Allegheny County’s credit score has gotten another boost.
Financial rating agency Standard & Poor’s issued a news release Monday saying that it was upgrading the county’s long-term rating by one step, from an A+ to AA-.
The upgrade gives Allegheny County its highest rating in nearly 12 years, the county announced today in a news release.
“This is great news for Allegheny County and really reflects that we are heading in the right direction and making headway in improving our financial outlook,” County Executive Rich Fitzgerald said in a statement. “I am really proud of the job we have done in improving the fund balance, having an end-of-year cash balance, reducing reliance on one-time revenues for our budget and working cooperatively to address the issues that have impacted our bottom line.”
He lauded both former council President Charles Martoni and current President John DeFazio for moving budgets forward without requiring tax increases.
Mr. Fitzgerald also credited help from legislators in Harrisburg in securing transportation funding and pension reform with aiding the county in achieving a better credit rating.
The rating is the second highest grade issued by Standard & Poor’s. It signals “very strong capacity to meet financial improvements.” The negative sign attached to the rating is used to show the standing within the rating category. The agency described the county’s long-term bond rating outlook as “stable.”

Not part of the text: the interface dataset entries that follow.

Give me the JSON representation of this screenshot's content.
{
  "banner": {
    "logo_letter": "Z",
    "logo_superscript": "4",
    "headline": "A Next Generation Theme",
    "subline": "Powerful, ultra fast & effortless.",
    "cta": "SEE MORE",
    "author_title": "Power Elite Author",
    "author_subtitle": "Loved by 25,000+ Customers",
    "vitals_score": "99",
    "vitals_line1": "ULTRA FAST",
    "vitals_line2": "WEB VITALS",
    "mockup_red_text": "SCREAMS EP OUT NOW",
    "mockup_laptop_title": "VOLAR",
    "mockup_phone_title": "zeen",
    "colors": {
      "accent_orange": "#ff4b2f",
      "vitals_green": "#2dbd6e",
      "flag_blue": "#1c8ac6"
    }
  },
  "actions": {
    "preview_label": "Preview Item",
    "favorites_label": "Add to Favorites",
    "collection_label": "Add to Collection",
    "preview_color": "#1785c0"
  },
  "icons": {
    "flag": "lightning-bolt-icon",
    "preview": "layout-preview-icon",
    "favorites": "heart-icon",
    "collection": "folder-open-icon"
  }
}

“The stable outlook reflects Standard & Poor’s opinion of the county’s improved reserves and liquidity and its achieving a structurally balanced budget in fiscal 2013 without using one-time revenue,” the agency release said.
This is the second time in about five months that Allegheny County has received a bond rating upgrade from Standard & Poor’s. In August, Standard & Poor’s announced that it had increased the county’s long-term bond rating outlook to “stable,” a step above its former “negative” status.
Kaitlynn Riely: email@example.com or 412-263-1707.